__WHAT IS REQUIRED__
In this exercise, the data must be written out exactly.

<<<<

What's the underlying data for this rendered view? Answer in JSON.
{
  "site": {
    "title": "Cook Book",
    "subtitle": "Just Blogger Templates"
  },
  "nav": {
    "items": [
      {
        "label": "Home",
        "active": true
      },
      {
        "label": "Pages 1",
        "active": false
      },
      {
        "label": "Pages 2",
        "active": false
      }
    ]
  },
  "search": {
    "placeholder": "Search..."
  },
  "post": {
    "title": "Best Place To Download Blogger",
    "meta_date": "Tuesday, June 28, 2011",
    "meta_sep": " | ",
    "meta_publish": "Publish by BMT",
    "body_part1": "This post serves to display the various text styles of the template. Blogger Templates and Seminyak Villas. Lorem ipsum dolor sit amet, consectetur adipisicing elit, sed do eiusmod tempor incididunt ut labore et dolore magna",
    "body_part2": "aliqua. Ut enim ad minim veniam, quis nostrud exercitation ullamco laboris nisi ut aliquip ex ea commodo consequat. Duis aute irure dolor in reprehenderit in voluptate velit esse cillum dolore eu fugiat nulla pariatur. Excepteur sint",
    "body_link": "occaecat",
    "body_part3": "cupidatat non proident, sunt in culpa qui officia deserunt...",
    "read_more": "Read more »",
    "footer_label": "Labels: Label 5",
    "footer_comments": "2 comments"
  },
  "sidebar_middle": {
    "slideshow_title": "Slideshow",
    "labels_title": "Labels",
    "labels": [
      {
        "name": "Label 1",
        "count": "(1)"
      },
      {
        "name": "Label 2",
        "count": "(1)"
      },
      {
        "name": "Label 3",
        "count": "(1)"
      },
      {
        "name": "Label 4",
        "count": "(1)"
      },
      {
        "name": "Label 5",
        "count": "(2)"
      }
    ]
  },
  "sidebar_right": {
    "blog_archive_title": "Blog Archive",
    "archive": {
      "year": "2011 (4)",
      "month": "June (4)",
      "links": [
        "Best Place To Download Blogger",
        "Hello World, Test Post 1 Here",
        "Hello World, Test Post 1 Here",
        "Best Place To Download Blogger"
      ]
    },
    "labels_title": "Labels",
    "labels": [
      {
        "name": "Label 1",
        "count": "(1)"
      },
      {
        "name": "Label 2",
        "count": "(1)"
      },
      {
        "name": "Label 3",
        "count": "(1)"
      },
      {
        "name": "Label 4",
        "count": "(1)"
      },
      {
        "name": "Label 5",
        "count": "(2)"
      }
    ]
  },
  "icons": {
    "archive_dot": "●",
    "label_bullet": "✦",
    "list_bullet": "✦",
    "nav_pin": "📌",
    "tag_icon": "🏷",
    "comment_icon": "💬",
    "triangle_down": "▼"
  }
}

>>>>

__WRITTEN SOLUTION__
What's the underlying data for this rendered view? Answer in JSON.
{
  "site": {
    "title": "Cook Book",
    "subtitle": "Just Blogger Templates"
  },
  "nav": {
    "items": [
      {
        "label": "Home",
        "active": true
      },
      {
        "label": "Pages 1",
        "active": false
      },
      {
        "label": "Pages 2",
        "active": false
      }
    ]
  },
  "search": {
    "placeholder": "Search..."
  },
  "post": {
    "title": "Best Place To Download Blogger",
    "meta_date": "Tuesday, June 28, 2011",
    "meta_sep": " | ",
    "meta_publish": "Publish by BMT",
    "body_part1": "This post serves to display the various text styles of the template. Blogger Templates and Seminyak Villas. Lorem ipsum dolor sit amet, consectetur adipisicing elit, sed do eiusmod tempor incididunt ut labore et dolore magna",
    "body_part2": "aliqua. Ut enim ad minim veniam, quis nostrud exercitation ullamco laboris nisi ut aliquip ex ea commodo consequat. Duis aute irure dolor in reprehenderit in voluptate velit esse cillum dolore eu fugiat nulla pariatur. Excepteur sint",
    "body_link": "occaecat",
    "body_part3": "cupidatat non proident, sunt in culpa qui officia deserunt...",
    "read_more": "Read more »",
    "footer_label": "Labels: Label 5",
    "footer_comments": "2 comments"
  },
  "sidebar_middle": {
    "slideshow_title": "Slideshow",
    "labels_title": "Labels",
    "labels": [
      {
        "name": "Label 1",
        "count": "(1)"
      },
      {
        "name": "Label 2",
        "count": "(1)"
      },
      {
        "name": "Label 3",
        "count": "(1)"
      },
      {
        "name": "Label 4",
        "count": "(1)"
      },
      {
        "name": "Label 5",
        "count": "(2)"
      }
    ]
  },
  "sidebar_right": {
    "blog_archive_title": "Blog Archive",
    "archive": {
      "year": "2011 (4)",
      "month": "June (4)",
      "links": [
        "Best Place To Download Blogger",
        "Hello World, Test Post 1 Here",
        "Hello World, Test Post 1 Here",
        "Best Place To Download Blogger"
      ]
    },
    "labels_title": "Labels",
    "labels": [
      {
        "name": "Label 1",
        "count": "(1)"
      },
      {
        "name": "Label 2",
        "count": "(1)"
      },
      {
        "name": "Label 3",
        "count": "(1)"
      },
      {
        "name": "Label 4",
        "count": "(1)"
      },
      {
        "name": "Label 5",
        "count": "(2)"
      }
    ]
  },
  "icons": {
    "archive_dot": "●",
    "label_bullet": "✦",
    "list_bullet": "✦",
    "nav_pin": "📌",
    "tag_icon": "🏷",
    "comment_icon": "💬",
    "triangle_down": "▼"
  }
}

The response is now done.